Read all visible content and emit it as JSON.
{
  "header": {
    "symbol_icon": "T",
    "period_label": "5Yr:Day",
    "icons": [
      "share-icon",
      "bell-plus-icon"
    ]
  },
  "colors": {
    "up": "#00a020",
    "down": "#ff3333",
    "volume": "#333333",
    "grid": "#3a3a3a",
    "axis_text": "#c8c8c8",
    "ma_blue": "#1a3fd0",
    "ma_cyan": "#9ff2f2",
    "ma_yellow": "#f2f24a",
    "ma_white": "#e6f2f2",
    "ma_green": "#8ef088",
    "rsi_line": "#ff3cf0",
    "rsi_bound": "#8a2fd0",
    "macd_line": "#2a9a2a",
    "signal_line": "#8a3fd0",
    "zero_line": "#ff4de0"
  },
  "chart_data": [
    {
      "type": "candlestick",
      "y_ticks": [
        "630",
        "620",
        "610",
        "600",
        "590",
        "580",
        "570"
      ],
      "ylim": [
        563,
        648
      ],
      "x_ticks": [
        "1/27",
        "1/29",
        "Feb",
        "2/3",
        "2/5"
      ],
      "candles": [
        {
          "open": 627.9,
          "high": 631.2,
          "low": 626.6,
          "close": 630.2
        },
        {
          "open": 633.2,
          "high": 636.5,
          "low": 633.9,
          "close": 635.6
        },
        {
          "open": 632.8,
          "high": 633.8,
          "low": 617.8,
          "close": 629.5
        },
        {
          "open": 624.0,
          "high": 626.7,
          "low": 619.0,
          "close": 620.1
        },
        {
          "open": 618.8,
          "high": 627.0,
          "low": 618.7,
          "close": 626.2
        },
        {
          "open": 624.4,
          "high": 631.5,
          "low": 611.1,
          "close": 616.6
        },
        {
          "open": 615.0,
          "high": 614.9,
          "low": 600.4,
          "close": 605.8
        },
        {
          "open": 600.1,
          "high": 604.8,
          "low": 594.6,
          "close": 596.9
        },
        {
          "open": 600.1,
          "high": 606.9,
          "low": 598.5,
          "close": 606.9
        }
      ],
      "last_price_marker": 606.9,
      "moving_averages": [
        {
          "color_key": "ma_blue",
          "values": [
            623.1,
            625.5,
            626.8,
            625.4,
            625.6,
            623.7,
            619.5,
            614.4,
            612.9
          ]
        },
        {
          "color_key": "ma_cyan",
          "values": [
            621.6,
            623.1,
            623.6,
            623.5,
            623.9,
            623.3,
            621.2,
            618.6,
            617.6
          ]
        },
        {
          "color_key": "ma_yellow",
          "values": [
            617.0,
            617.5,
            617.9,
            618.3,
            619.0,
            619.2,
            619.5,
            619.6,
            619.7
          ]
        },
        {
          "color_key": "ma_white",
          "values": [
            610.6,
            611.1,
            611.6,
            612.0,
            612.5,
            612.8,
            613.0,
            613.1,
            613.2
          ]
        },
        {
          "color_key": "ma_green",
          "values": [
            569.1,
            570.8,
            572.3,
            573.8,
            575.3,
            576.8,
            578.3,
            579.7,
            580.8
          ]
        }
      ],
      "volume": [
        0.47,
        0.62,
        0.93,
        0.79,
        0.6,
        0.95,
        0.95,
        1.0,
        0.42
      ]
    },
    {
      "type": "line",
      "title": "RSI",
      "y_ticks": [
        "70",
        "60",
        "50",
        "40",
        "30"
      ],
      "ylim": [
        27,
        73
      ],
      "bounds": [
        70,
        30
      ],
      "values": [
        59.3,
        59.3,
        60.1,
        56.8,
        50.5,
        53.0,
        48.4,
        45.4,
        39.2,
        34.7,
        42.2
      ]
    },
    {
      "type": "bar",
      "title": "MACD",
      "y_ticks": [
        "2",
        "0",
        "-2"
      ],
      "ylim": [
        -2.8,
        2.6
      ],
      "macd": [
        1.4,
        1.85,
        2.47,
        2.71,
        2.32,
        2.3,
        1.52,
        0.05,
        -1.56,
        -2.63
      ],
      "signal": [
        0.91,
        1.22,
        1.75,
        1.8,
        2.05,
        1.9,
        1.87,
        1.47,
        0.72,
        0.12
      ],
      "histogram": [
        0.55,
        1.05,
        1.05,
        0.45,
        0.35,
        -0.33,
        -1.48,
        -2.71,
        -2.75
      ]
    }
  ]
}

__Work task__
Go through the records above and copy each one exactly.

__Response area__
Read all visible content and emit it as JSON.
{
  "header": {
    "symbol_icon": "T",
    "period_label": "5Yr:Day",
    "icons": [
      "share-icon",
      "bell-plus-icon"
    ]
  },
  "colors": {
    "up": "#00a020",
    "down": "#ff3333",
    "volume": "#333333",
    "grid": "#3a3a3a",
    "axis_text": "#c8c8c8",
    "ma_blue": "#1a3fd0",
    "ma_cyan": "#9ff2f2",
    "ma_yellow": "#f2f24a",
    "ma_white": "#e6f2f2",
    "ma_green": "#8ef088",
    "rsi_line": "#ff3cf0",
    "rsi_bound": "#8a2fd0",
    "macd_line": "#2a9a2a",
    "signal_line": "#8a3fd0",
    "zero_line": "#ff4de0"
  },
  "chart_data": [
    {
      "type": "candlestick",
      "y_ticks": [
        "630",
        "620",
        "610",
        "600",
        "590",
        "580",
        "570"
      ],
      "ylim": [
        563,
        648
      ],
      "x_ticks": [
        "1/27",
        "1/29",
        "Feb",
        "2/3",
        "2/5"
      ],
      "candles": [
        {
          "open": 627.9,
          "high": 631.2,
          "low": 626.6,
          "close": 630.2
        },
        {
          "open": 633.2,
          "high": 636.5,
          "low": 633.9,
          "close": 635.6
        },
        {
          "open": 632.8,
          "high": 633.8,
          "low": 617.8,
          "close": 629.5
        },
        {
          "open": 624.0,
          "high": 626.7,
          "low": 619.0,
          "close": 620.1
        },
        {
          "open": 618.8,
          "high": 627.0,
          "low": 618.7,
          "close": 626.2
        },
        {
          "open": 624.4,
          "high": 631.5,
          "low": 611.1,
          "close": 616.6
        },
        {
          "open": 615.0,
          "high": 614.9,
          "low": 600.4,
          "close": 605.8
        },
        {
          "open": 600.1,
          "high": 604.8,
          "low": 594.6,
          "close": 596.9
        },
        {
          "open": 600.1,
          "high": 606.9,
          "low": 598.5,
          "close": 606.9
        }
      ],
      "last_price_marker": 606.9,
      "moving_averages": [
        {
          "color_key": "ma_blue",
          "values": [
            623.1,
            625.5,
            626.8,
            625.4,
            625.6,
            623.7,
            619.5,
            614.4,
            612.9
          ]
        },
        {
          "color_key": "ma_cyan",
          "values": [
            621.6,
            623.1,
            623.6,
            623.5,
            623.9,
            623.3,
            621.2,
            618.6,
            617.6
          ]
        },
        {
          "color_key": "ma_yellow",
          "values": [
            617.0,
            617.5,
            617.9,
            618.3,
            619.0,
            619.2,
            619.5,
            619.6,
            619.7
          ]
        },
        {
          "color_key": "ma_white",
          "values": [
            610.6,
            611.1,
            611.6,
            612.0,
            612.5,
            612.8,
            613.0,
            613.1,
            613.2
          ]
        },
        {
          "color_key": "ma_green",
          "values": [
            569.1,
            570.8,
            572.3,
            573.8,
            575.3,
            576.8,
            578.3,
            579.7,
            580.8
          ]
        }
      ],
      "volume": [
        0.47,
        0.62,
        0.93,
        0.79,
        0.6,
        0.95,
        0.95,
        1.0,
        0.42
      ]
    },
    {
      "type": "line",
      "title": "RSI",
      "y_ticks": [
        "70",
        "60",
        "50",
        "40",
        "30"
      ],
      "ylim": [
        27,
        73
      ],
      "bounds": [
        70,
        30
      ],
      "values": [
        59.3,
        59.3,
        60.1,
        56.8,
        50.5,
        53.0,
        48.4,
        45.4,
        39.2,
        34.7,
        42.2
      ]
    },
    {
      "type": "bar",
      "title": "MACD",
      "y_ticks": [
        "2",
        "0",
        "-2"
      ],
      "ylim": [
        -2.8,
        2.6
      ],
      "macd": [
        1.4,
        1.85,
        2.47,
        2.71,
        2.32,
        2.3,
        1.52,
        0.05,
        -1.56,
        -2.63
      ],
      "signal": [
        0.91,
        1.22,
        1.75,
        1.8,
        2.05,
        1.9,
        1.87,
        1.47,
        0.72,
        0.12
      ],
      "histogram": [
        0.55,
        1.05,
        1.05,
        0.45,
        0.35,
        -0.33,
        -1.48,
        -2.71,
        -2.75
      ]
    }
  ]
}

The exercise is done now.